I had previously sketched this before our trip abroad but didn’t have time to add colour. So today I made a bit more of a painting of it.


On my first attempt it had rained and I abandoned it. But leafing through my sketchbook pages I’d see this one inked out and regret not completing it. I used only the Schmincke Horadam paint tin and Escoda & Rosemary brush, sat in the sunshine and got to work. I was so in the zone I neglected to take progress photos, please forgive this but I’m quite pleased with the result. I am especially happy with my shadows under the roofline of the building on the left (our house) and I was going to wimp out of adding detail to the bench but I was glad I did because it seems to add something.

Posts from Croatia…

If you have been following this little project of mine you might have noticed that all the posts from Croatia have been photos only or had very little text accompanying them.  I will make up for this by adding text as soon as I can. I’ve had virtually no internet connection and I’ve had to load photos using 3G which frustratingly on works for a couple of minutes at a time and then the only way to reconnect is to turn my phone off then back on again- by which time everything that had been written is lost – we fly back to England today so this will be resolved soon… John

Day 23, last few hours in Croatia

This was always going to be tough, we had to check out of our hotel and leave the island having said our goodbyes to the other 8 family members all by 10 o’clock in the morning. I didn’t fancy sketching from the airport today and used a quick half an hour to sketch some lovely boats that had gathered on the harbour outside the hotel.

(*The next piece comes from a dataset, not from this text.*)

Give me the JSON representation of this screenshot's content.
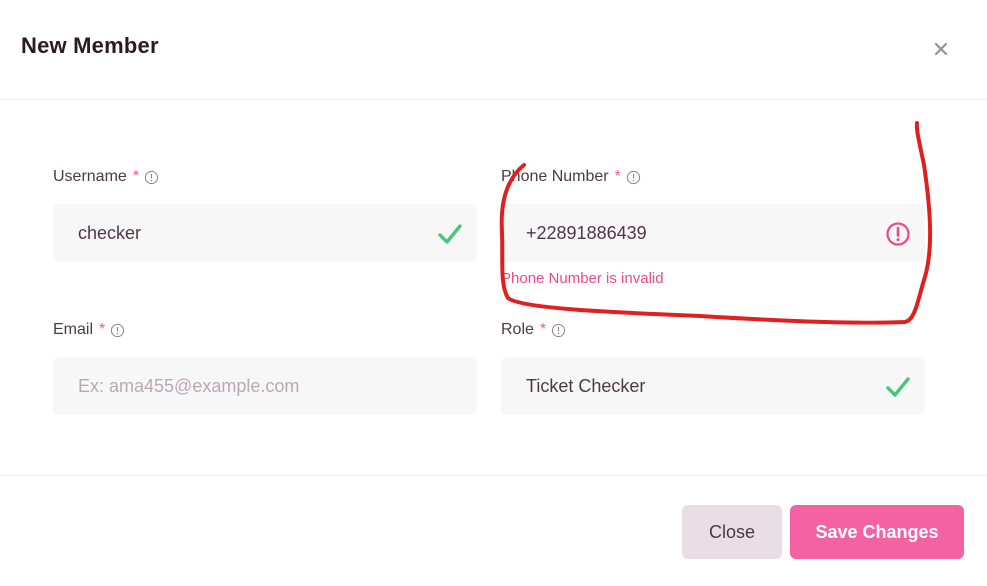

I used the usual equipment including my Rotring Tikky 0.4mm pen and the whole thing took around fifteen minutes. Short but sweet and I enjoyed the challenge of getting it done against the clock.